### WHAT YOU SHOULD DO
Print the records below exactly as they appear. Omit all pictures.
BEGIN LISTED ENTRIES
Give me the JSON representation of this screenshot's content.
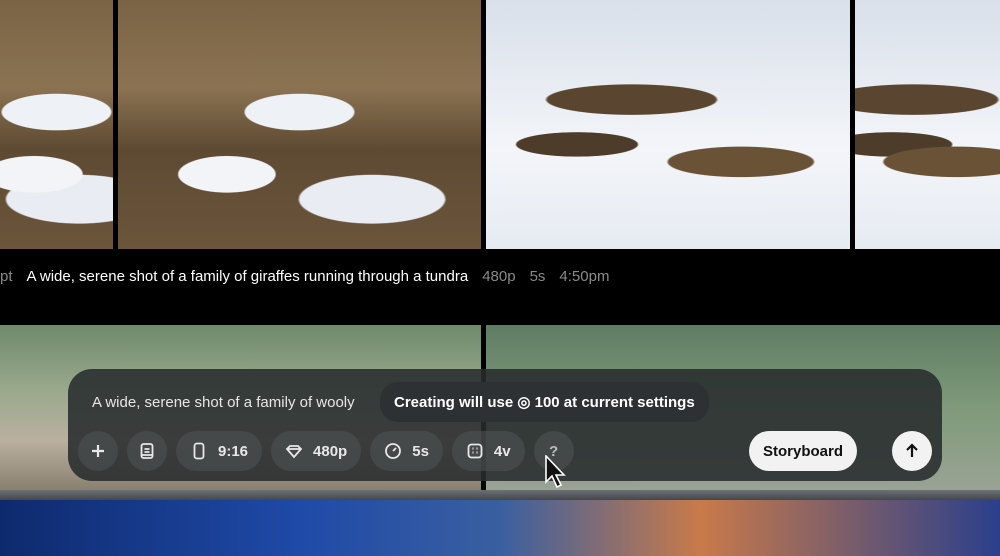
{
  "caption": {
    "prefix": "pt",
    "prompt": "A wide, serene shot of a family of giraffes running through a tundra",
    "resolution": "480p",
    "duration": "5s",
    "time": "4:50pm"
  },
  "composer": {
    "prompt_text": "A wide, serene shot of a family of wooly",
    "tooltip": "Creating will use ◎ 100 at current settings",
    "add_icon": "plus-icon",
    "aspect_ratio": "9:16",
    "resolution": "480p",
    "duration": "5s",
    "variations": "4v",
    "help": "?",
    "storyboard_label": "Storyboard",
    "submit_icon": "arrow-up-icon"
  }
}
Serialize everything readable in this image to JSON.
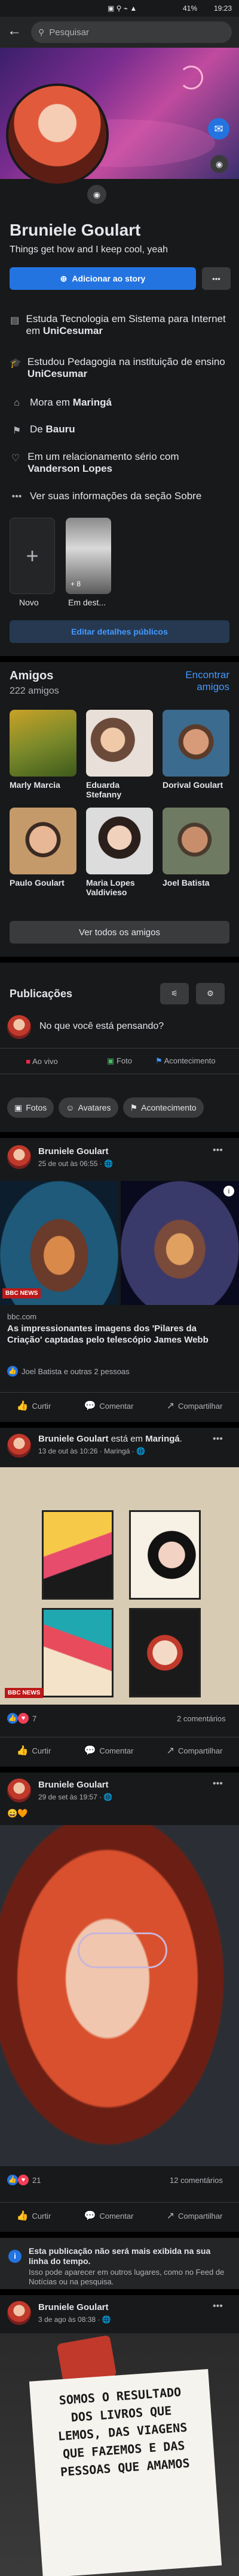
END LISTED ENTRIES
### ANSWER BOX
Give me the JSON representation of this screenshot's content.
{
  "caption": {
    "prefix": "pt",
    "prompt": "A wide, serene shot of a family of giraffes running through a tundra",
    "resolution": "480p",
    "duration": "5s",
    "time": "4:50pm"
  },
  "composer": {
    "prompt_text": "A wide, serene shot of a family of wooly",
    "tooltip": "Creating will use ◎ 100 at current settings",
    "add_icon": "plus-icon",
    "aspect_ratio": "9:16",
    "resolution": "480p",
    "duration": "5s",
    "variations": "4v",
    "help": "?",
    "storyboard_label": "Storyboard",
    "submit_icon": "arrow-up-icon"
  }
}
Serialize everything readable in this image to JSON.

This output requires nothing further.